- Trident Data Systems: Alumni founded several companies, however Trident Data Systems was a second stop for many AFCERT alumni. Trident Data Systems Alumni also started notable consulting practices, including Deloitte’s security consulting practice with ERS and the Denim Group.
- Various government agencies: Too many to name here but the problem is that this again is an environment that over the years has been highly diluted.
- Stanford University: Alumni have founded several notable companies including Dasient and Coverity
- Carnegie Melon: Former home of US-CERT is certainly a top-tier University for security professionals. However, outside of federal government I run into these graduate less often.
- The Sourcefire Vulnerability Research Team (VRT): This is an extremely passionate team of people who are all focused on security. That many passionate people working together on a regular basis is bound to advance them professionally in their skills capabilities and innovative thoughts. Although not quite the caliber or maturity of the X-Force these talents are likely to have a growing impact on industry.

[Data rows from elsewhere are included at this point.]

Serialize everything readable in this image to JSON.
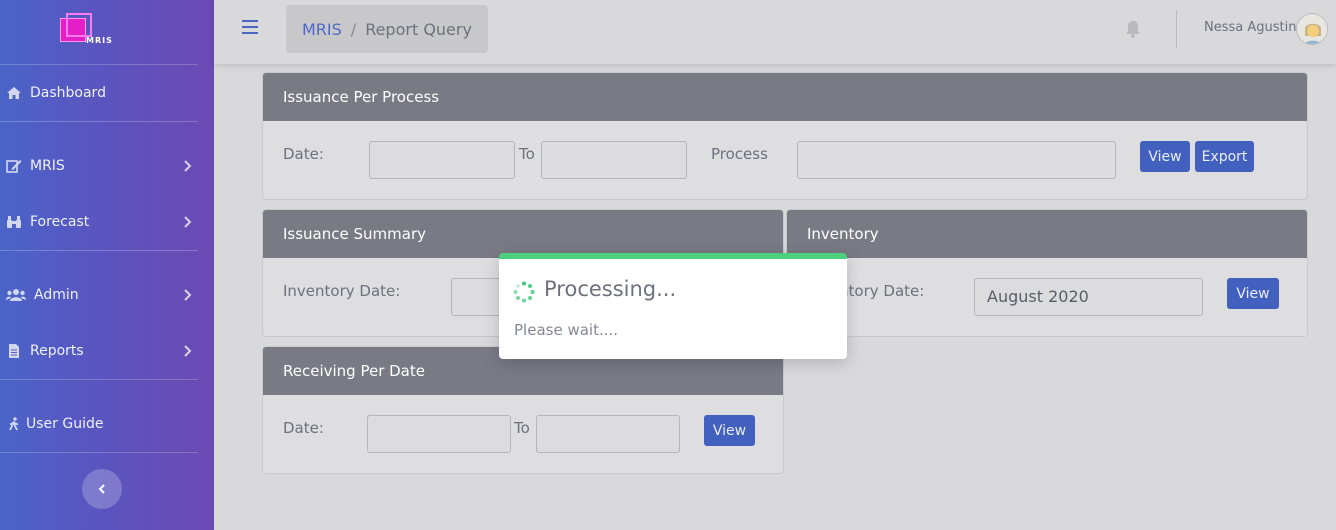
{
  "brand": {
    "logo_text": "MRIS"
  },
  "sidebar": {
    "items": [
      {
        "label": "Dashboard"
      },
      {
        "label": "MRIS"
      },
      {
        "label": "Forecast"
      },
      {
        "label": "Admin"
      },
      {
        "label": "Reports"
      },
      {
        "label": "User Guide"
      }
    ]
  },
  "topbar": {
    "breadcrumb": {
      "root": "MRIS",
      "separator": "/",
      "current": "Report Query"
    },
    "user_name": "Nessa Agustin"
  },
  "cards": {
    "issuance_per_process": {
      "title": "Issuance Per Process",
      "date_label": "Date:",
      "to_label": "To",
      "process_label": "Process",
      "date_from": "",
      "date_to": "",
      "process": "",
      "view_label": "View",
      "export_label": "Export"
    },
    "issuance_summary": {
      "title": "Issuance Summary",
      "inventory_date_label": "Inventory Date:",
      "inventory_date": ""
    },
    "inventory": {
      "title": "Inventory",
      "inventory_date_label": "Inventory Date:",
      "inventory_date": "August 2020",
      "view_label": "View"
    },
    "receiving_per_date": {
      "title": "Receiving Per Date",
      "date_label": "Date:",
      "to_label": "To",
      "date_from": "",
      "date_to": "",
      "view_label": "View"
    }
  },
  "modal": {
    "title": "Processing...",
    "message": "Please wait...."
  },
  "colors": {
    "accent": "#4261bf",
    "card_header": "#7a7a85",
    "modal_bar": "#4cd07d"
  }
}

- Trustwave and especially Spiderlabs: Again a vulnerability research team much like the X-Force although not quite on the same level of maturity as of yet. Regardless, the Spiderlabs team has been an extremely attractive place for passionate security researchers to land. If these professionals ever leave, they will no doubt have a large effect on the industry (which is easy to say because several of them have already). Alternatively, if they should chose to stay at Trustwave, ?you should expect to hear more about these professionals which includes David Byrne (one of the authors of Grendel Scan).
- WhiteHat Security: Excellent environment for training web application penetration testers and researchers. Lead by Jeremiah Grossman, Arian Evans, Bill Pennington, and previously Trey Ford, WhiteHat is pulling in young talent and training those talents to be better. The program is likely to produce highly qualified people.

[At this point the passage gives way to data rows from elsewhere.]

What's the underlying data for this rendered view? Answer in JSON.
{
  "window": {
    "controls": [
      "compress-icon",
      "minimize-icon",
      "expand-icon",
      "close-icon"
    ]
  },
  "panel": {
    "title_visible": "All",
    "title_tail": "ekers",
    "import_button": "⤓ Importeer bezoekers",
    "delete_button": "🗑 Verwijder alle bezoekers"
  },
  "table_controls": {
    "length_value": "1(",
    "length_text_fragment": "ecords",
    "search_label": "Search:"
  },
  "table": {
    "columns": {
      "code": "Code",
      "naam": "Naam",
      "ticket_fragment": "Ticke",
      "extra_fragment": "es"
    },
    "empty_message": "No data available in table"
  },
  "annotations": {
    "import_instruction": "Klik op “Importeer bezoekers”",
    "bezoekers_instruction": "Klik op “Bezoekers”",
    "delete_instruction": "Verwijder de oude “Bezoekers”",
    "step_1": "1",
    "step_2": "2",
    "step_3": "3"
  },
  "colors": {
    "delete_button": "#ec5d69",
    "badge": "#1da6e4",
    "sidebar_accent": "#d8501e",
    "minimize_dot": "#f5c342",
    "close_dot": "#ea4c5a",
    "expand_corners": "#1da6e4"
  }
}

- Rapid7: With the acquisition of Metasploit Rapid7 combines several notable industry figures with a hacker rockstar persona. These are attractive traits for young passionate security professionals. One could easily expect many talents to migrate towards this company and should those talents ever leave, they could do very interesting things.
- Any major vulnerability research team should they have a large exodus. There are a lot of other highly capable vulnerability research teams whose alumni could have a major impact on the security industry should there be any type of exodus. These teams include but are not limited to what was formerly McAfee Avert labs, MSRC, and Trend Micro’s research team.